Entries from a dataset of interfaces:

::::

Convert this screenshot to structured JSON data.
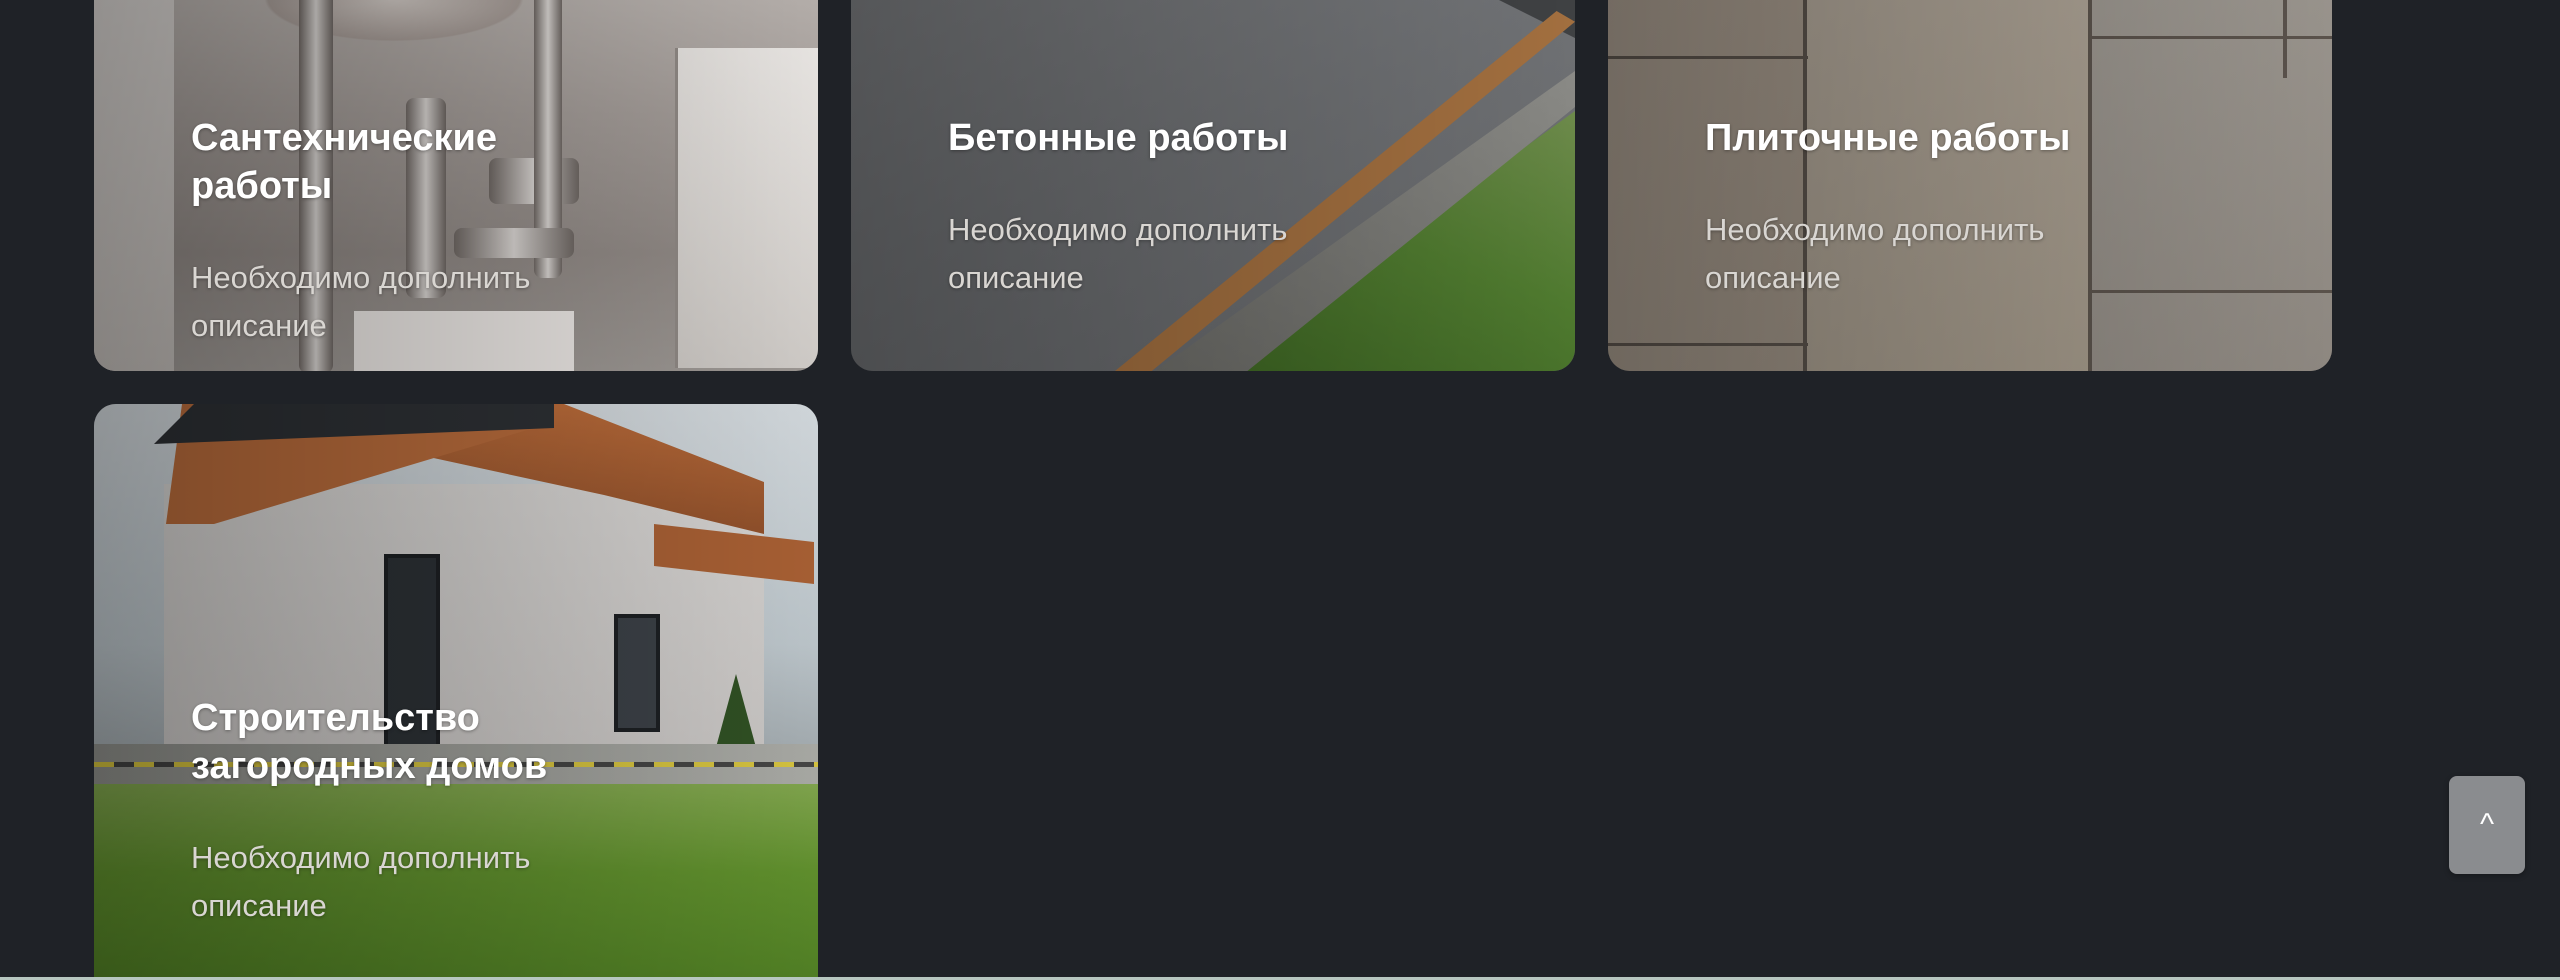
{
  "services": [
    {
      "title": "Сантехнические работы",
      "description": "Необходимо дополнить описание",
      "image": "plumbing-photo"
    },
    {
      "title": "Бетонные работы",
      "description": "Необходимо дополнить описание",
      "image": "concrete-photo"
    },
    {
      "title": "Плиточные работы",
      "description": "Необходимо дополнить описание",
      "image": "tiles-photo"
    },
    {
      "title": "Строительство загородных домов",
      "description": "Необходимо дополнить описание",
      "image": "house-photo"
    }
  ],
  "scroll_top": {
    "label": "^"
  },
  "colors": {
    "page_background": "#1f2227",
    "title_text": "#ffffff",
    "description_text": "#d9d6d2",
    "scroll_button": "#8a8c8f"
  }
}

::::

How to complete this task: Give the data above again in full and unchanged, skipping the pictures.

Task result:
Convert this screenshot to structured JSON data.
{
  "services": [
    {
      "title": "Сантехнические работы",
      "description": "Необходимо дополнить описание",
      "image": "plumbing-photo"
    },
    {
      "title": "Бетонные работы",
      "description": "Необходимо дополнить описание",
      "image": "concrete-photo"
    },
    {
      "title": "Плиточные работы",
      "description": "Необходимо дополнить описание",
      "image": "tiles-photo"
    },
    {
      "title": "Строительство загородных домов",
      "description": "Необходимо дополнить описание",
      "image": "house-photo"
    }
  ],
  "scroll_top": {
    "label": "^"
  },
  "colors": {
    "page_background": "#1f2227",
    "title_text": "#ffffff",
    "description_text": "#d9d6d2",
    "scroll_button": "#8a8c8f"
  }
}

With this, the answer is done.